Avoid the clichéd.
Some experiences that are important to you may be all too familiar to the admissions folks. Avoid the big trip where you learn it's a small world after all, or the big game where you learn it doesn't matter whether you win or lose, it's how you play the game. Even a death or divorce, as tragic or sad as it may be, can come across as emotionally stale if all it reveals is how you persevered. Avoid big issues—"Too many people save the world," says Kuskin-Smith—unless you really are on the verge of a solution to global warming.
Consider a smaller canvas.
It doesn't require a big event to generate a compelling essay. One student wrote about why an Iron Maiden poster graces his bedroom wall. A young woman wrote about how she got to know her patrons serving them breakfast on her weekend job. A young man wrote about witnessing a man and woman arguing and how it made him reflect on gender imbalances. If you insist on harking back to one of your major life experiences, take a small piece of it. One young man wrote an essay about his morning walk past an alluring pastry shop in Lisbon. A young woman wrote of her summer on a Lakota Sioux reservation where she became obsessed with outlasting the men in the swelter of the ceremonial sweat lodge.
The essay should never be essentially a recitation of the résumé. The admissions officers are less interested in what you did than how it made you feel and what you took away from the experience. Emotional honesty tends to shine through. Baring one's soul may be an intimidating prospect, but Deacon says most essays suffer from excessive caution. They reflect what students think the college wants rather than what they want to reveal about themselves.
A little humility can be useful.
Most applicants opt for self-aggrandizement over self-effacement. "Too many kids are perfectly willing to tell you how wonderful they are," says Miller. "Teenagers don't tend to examine their faults under the microscope." Be careful, though, when using humor. Miller warns, "If you think you are funny, make sure somebody else thinks you're funny, too."
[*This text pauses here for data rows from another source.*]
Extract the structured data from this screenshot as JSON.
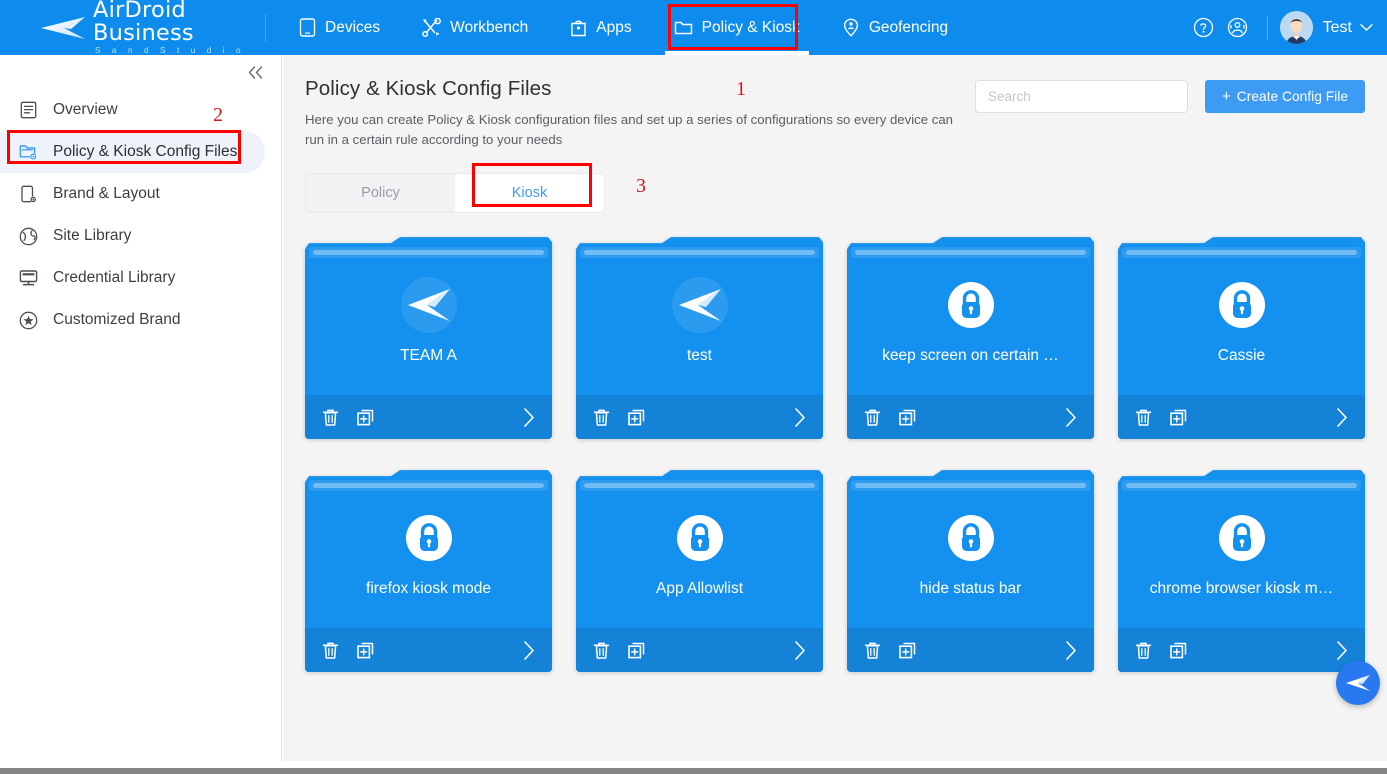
{
  "brand": {
    "name": "AirDroid Business",
    "sub": "S a n d   S t u d i o",
    "logo_icon": "paper-plane-logo"
  },
  "topnav": {
    "items": [
      {
        "label": "Devices",
        "icon": "device-tablet-icon",
        "active": false
      },
      {
        "label": "Workbench",
        "icon": "tools-icon",
        "active": false
      },
      {
        "label": "Apps",
        "icon": "apps-bag-icon",
        "active": false
      },
      {
        "label": "Policy & Kiosk",
        "icon": "folder-icon",
        "active": true
      },
      {
        "label": "Geofencing",
        "icon": "map-pin-person-icon",
        "active": false
      }
    ],
    "help_icon": "question-circle-icon",
    "support_icon": "headset-support-icon",
    "user": {
      "name": "Test",
      "avatar_icon": "user-avatar",
      "caret_icon": "chevron-down-icon"
    }
  },
  "sidebar": {
    "collapse_icon": "double-chevron-left-icon",
    "items": [
      {
        "label": "Overview",
        "icon": "document-list-icon",
        "active": false
      },
      {
        "label": "Policy & Kiosk Config Files",
        "icon": "folder-gear-icon",
        "active": true
      },
      {
        "label": "Brand & Layout",
        "icon": "phone-gear-icon",
        "active": false
      },
      {
        "label": "Site Library",
        "icon": "globe-icon",
        "active": false
      },
      {
        "label": "Credential Library",
        "icon": "monitor-icon",
        "active": false
      },
      {
        "label": "Customized Brand",
        "icon": "star-circle-icon",
        "active": false
      }
    ]
  },
  "page": {
    "title": "Policy & Kiosk Config Files",
    "description": "Here you can create Policy & Kiosk configuration files and set up a series of configurations so every device can run in a certain rule according to your needs"
  },
  "search": {
    "placeholder": "Search",
    "value": ""
  },
  "create_button": {
    "label": "Create Config File",
    "plus": "+",
    "icon": "plus-icon"
  },
  "tabs": [
    {
      "label": "Policy",
      "active": false
    },
    {
      "label": "Kiosk",
      "active": true
    }
  ],
  "cards": [
    {
      "title": "TEAM A",
      "icon": "paper-plane-icon"
    },
    {
      "title": "test",
      "icon": "paper-plane-icon"
    },
    {
      "title": "keep screen on certain …",
      "icon": "lock-icon"
    },
    {
      "title": "Cassie",
      "icon": "lock-icon"
    },
    {
      "title": "firefox kiosk mode",
      "icon": "lock-icon"
    },
    {
      "title": "App Allowlist",
      "icon": "lock-icon"
    },
    {
      "title": "hide status bar",
      "icon": "lock-icon"
    },
    {
      "title": "chrome browser kiosk m…",
      "icon": "lock-icon"
    }
  ],
  "card_actions": {
    "delete_icon": "trash-icon",
    "duplicate_icon": "copy-plus-icon",
    "open_icon": "chevron-right-icon"
  },
  "fab": {
    "icon": "paper-plane-icon"
  },
  "annotations": [
    {
      "number": "1"
    },
    {
      "number": "2"
    },
    {
      "number": "3"
    }
  ],
  "colors": {
    "header_blue": "#0d8ced",
    "accent_blue": "#3d9bf3",
    "card_blue": "#1490ef",
    "card_footer_blue": "#1482d7",
    "page_bg": "#f4f4f4",
    "annotation_red": "#ff0000"
  }
}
Answer the question.
Using the same essay for multiple applications is expected. But if a college presents a unique essay question, produce a new essay or at least recast the old one to address it.
Spelling and grammar do count.
With so many tools at their disposal, students shouldn't expect spelling and grammar mistakes to be tolerated. These errors, above all, convey laziness. The admissions world has its own lore: the young woman who loved her work as a "candy stripper"; the young man who, at 18, was already a master of "marital arts."
"Too Many Cooks Spoil … "
Editing help from an adult is fine; turning it over to someone for a rewrite is not. Admissions officers covet authenticity and swear they can recognize a pro's hand in the process. While it's valuable to show your essay to someone you trust, it's a mistake to have too many people vet it, likely generating conflicting viewpoints. Parents too often lack objectivity about their child, and thus may not be the best choice for counsel at the end stages. "The question the student should be asking," says Case, "is not 'Do you like it?' but 'Does it represent me?' "